:: Task goal ::
The answer must consist of every line in the data below that holds the word "JSON".

(Data excerpts)
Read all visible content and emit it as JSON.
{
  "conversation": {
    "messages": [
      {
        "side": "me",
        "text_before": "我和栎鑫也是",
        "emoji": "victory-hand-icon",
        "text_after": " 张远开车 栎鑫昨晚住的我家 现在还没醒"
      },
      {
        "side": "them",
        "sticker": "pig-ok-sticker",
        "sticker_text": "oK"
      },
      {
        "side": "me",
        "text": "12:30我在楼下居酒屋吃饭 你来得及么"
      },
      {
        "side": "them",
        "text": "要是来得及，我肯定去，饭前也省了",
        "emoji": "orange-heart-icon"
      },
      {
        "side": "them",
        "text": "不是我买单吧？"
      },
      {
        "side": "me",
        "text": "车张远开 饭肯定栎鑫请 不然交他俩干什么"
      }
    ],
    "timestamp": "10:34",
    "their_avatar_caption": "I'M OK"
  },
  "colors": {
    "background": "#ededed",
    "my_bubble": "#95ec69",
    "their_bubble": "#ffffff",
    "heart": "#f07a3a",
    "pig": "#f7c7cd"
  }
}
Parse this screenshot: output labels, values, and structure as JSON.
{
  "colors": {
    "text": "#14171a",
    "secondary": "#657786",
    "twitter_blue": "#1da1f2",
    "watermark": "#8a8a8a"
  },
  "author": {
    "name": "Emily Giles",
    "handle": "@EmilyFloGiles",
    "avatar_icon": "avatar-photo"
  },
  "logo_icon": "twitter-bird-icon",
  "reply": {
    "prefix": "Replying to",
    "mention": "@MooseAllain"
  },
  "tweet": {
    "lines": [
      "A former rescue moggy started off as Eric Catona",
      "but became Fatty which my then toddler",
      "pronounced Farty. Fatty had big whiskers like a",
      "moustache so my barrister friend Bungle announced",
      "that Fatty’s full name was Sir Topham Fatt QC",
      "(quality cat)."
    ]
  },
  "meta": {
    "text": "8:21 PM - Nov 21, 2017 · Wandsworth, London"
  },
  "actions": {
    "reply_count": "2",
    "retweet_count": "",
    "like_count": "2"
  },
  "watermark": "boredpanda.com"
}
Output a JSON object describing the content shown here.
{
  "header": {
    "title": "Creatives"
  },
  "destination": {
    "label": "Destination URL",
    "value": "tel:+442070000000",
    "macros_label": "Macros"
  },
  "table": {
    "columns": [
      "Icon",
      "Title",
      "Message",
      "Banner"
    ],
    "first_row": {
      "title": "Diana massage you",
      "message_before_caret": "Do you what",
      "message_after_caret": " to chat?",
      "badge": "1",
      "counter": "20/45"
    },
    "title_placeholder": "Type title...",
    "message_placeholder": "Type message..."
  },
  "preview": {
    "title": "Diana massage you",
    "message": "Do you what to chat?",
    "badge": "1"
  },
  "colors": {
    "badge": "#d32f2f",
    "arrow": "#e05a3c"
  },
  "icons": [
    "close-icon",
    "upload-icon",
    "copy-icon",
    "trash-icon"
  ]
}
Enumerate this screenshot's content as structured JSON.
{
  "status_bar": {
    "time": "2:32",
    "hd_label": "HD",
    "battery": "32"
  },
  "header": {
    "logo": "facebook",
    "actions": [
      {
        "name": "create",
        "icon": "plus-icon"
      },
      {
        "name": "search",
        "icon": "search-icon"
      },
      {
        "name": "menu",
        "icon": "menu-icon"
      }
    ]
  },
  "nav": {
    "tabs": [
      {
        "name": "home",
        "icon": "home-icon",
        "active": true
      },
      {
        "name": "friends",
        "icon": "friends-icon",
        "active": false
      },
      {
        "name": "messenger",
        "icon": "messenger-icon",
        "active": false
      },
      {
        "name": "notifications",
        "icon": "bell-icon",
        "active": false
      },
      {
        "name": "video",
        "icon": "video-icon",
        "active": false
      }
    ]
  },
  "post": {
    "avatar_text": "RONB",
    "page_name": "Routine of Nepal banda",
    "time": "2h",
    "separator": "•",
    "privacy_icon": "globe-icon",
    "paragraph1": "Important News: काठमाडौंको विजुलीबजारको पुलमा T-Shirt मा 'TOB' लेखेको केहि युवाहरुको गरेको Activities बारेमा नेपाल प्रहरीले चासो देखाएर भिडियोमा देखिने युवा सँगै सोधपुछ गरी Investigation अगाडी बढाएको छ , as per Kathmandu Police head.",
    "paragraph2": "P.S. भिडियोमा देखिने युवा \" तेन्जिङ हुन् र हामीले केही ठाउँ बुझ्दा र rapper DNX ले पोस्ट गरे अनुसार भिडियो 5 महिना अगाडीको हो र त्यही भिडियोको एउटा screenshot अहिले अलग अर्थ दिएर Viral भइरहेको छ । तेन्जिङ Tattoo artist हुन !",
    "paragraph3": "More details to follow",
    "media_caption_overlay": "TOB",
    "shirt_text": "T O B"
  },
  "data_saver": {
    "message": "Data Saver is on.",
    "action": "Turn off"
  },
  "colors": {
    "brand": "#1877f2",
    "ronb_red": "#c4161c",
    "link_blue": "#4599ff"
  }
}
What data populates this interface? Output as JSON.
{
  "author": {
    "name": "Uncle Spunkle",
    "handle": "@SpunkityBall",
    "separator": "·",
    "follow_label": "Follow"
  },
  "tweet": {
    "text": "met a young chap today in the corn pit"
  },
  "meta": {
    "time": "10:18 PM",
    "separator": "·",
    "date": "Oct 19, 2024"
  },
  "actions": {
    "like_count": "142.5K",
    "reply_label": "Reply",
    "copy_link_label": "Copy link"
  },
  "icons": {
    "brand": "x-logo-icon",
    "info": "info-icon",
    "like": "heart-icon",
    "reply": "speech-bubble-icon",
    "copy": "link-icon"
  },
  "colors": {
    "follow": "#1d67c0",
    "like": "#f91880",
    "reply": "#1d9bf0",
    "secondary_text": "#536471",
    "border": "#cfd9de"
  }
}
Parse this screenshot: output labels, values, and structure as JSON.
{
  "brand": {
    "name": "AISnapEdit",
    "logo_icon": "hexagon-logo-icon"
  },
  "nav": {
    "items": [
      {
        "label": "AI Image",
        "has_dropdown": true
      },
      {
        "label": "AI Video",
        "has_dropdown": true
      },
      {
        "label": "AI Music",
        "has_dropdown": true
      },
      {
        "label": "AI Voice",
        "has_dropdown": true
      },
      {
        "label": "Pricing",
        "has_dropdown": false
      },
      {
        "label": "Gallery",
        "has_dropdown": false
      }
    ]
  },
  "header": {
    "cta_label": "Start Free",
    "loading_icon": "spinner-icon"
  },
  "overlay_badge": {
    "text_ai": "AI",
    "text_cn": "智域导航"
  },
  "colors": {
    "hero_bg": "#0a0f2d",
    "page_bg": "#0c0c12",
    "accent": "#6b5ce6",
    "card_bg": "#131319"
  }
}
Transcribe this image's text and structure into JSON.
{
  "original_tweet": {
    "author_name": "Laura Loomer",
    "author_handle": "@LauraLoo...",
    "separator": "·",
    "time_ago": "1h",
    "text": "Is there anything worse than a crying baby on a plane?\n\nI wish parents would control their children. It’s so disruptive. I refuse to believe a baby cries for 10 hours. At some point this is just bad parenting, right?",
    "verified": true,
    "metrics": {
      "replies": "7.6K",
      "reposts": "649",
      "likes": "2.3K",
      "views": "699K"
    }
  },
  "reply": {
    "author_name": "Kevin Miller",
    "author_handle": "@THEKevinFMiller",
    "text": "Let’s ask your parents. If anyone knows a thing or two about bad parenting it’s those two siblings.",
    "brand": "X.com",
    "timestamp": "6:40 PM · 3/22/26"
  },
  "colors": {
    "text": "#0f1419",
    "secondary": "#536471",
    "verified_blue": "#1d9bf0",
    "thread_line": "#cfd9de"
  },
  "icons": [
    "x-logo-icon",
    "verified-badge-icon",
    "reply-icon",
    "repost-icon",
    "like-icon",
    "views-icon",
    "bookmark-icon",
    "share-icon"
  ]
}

:: Solution to this exercise ::
Read all visible content and emit it as JSON.
Parse this screenshot: output labels, values, and structure as JSON.
Output a JSON object describing the content shown here.
Enumerate this screenshot's content as structured JSON.
What data populates this interface? Output as JSON.
Parse this screenshot: output labels, values, and structure as JSON.
Transcribe this image's text and structure into JSON.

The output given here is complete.